The problem: Some lines in the data below hold the string "time". Report how many, as a bare number.

Excerpts from an interface dataset

· · · · · · ·

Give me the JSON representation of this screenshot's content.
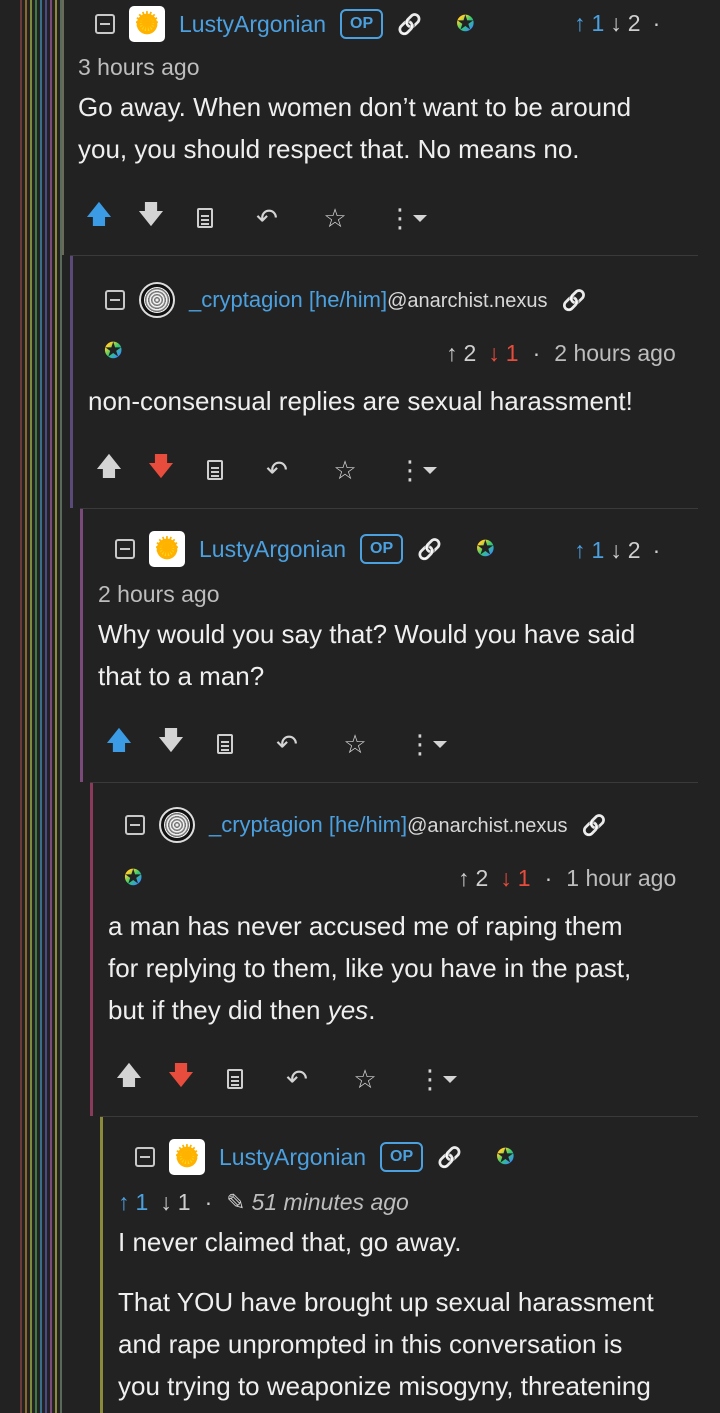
{
  "thread_colors": [
    "#7a4a4a",
    "#8a6a3a",
    "#7f8a3a",
    "#3d8a4a",
    "#3a6f8a",
    "#5a4a8a",
    "#7a4a7a",
    "#6a4a8a",
    "#8a3a5a",
    "#8a8a3a"
  ],
  "comments": [
    {
      "username": "LustyArgonian",
      "instance": "",
      "op_badge": "OP",
      "upvotes": "1",
      "downvotes": "2",
      "separator": "·",
      "time": "3 hours ago",
      "body": [
        "Go away. When women don’t want to be around",
        "you, you should respect that. No means no."
      ],
      "vote_state": "up",
      "accent": "#4ba0e0"
    },
    {
      "username": "_cryptagion [he/him]",
      "instance": "@anarchist.nexus",
      "op_badge": "",
      "upvotes": "2",
      "downvotes": "1",
      "separator": "·",
      "time": "2 hours ago",
      "body": [
        "non-consensual replies are sexual harassment!"
      ],
      "vote_state": "down",
      "accent": "#e74c3c"
    },
    {
      "username": "LustyArgonian",
      "instance": "",
      "op_badge": "OP",
      "upvotes": "1",
      "downvotes": "2",
      "separator": "·",
      "time": "2 hours ago",
      "body": [
        "Why would you say that? Would you have said",
        "that to a man?"
      ],
      "vote_state": "up"
    },
    {
      "username": "_cryptagion [he/him]",
      "instance": "@anarchist.nexus",
      "op_badge": "",
      "upvotes": "2",
      "downvotes": "1",
      "separator": "·",
      "time": "1 hour ago",
      "body_lines": [
        "a man has never accused me of raping them",
        "for replying to them, like you have in the past,"
      ],
      "body_last_prefix": "but if they did then ",
      "body_last_emph": "yes",
      "body_last_suffix": ".",
      "vote_state": "down"
    },
    {
      "username": "LustyArgonian",
      "instance": "",
      "op_badge": "OP",
      "upvotes": "1",
      "downvotes": "1",
      "separator": "·",
      "edited_icon": "pencil-icon",
      "time": "51 minutes ago",
      "body": [
        "I never claimed that, go away."
      ],
      "body2": [
        "That YOU have brought up sexual harassment",
        "and rape unprompted in this conversation is",
        "you trying to weaponize misogyny, threatening"
      ]
    }
  ],
  "icons": {
    "collapse": "collapse-icon",
    "link": "link-icon",
    "badge": "rainbow-star-icon",
    "upvote": "arrow-up-icon",
    "downvote": "arrow-down-icon",
    "source": "document-icon",
    "reply": "reply-icon",
    "save": "star-icon",
    "more": "more-vertical-icon",
    "dropdown": "caret-down-icon"
  },
  "glyphs": {
    "up_arrow": "↑",
    "down_arrow": "↓",
    "link": "🔗",
    "badge": "✪",
    "action_up": "🡅",
    "action_down": "🡇",
    "reply": "↶",
    "save": "☆",
    "more": "⋮",
    "pencil": "✎"
  }
}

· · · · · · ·

Written reply: 5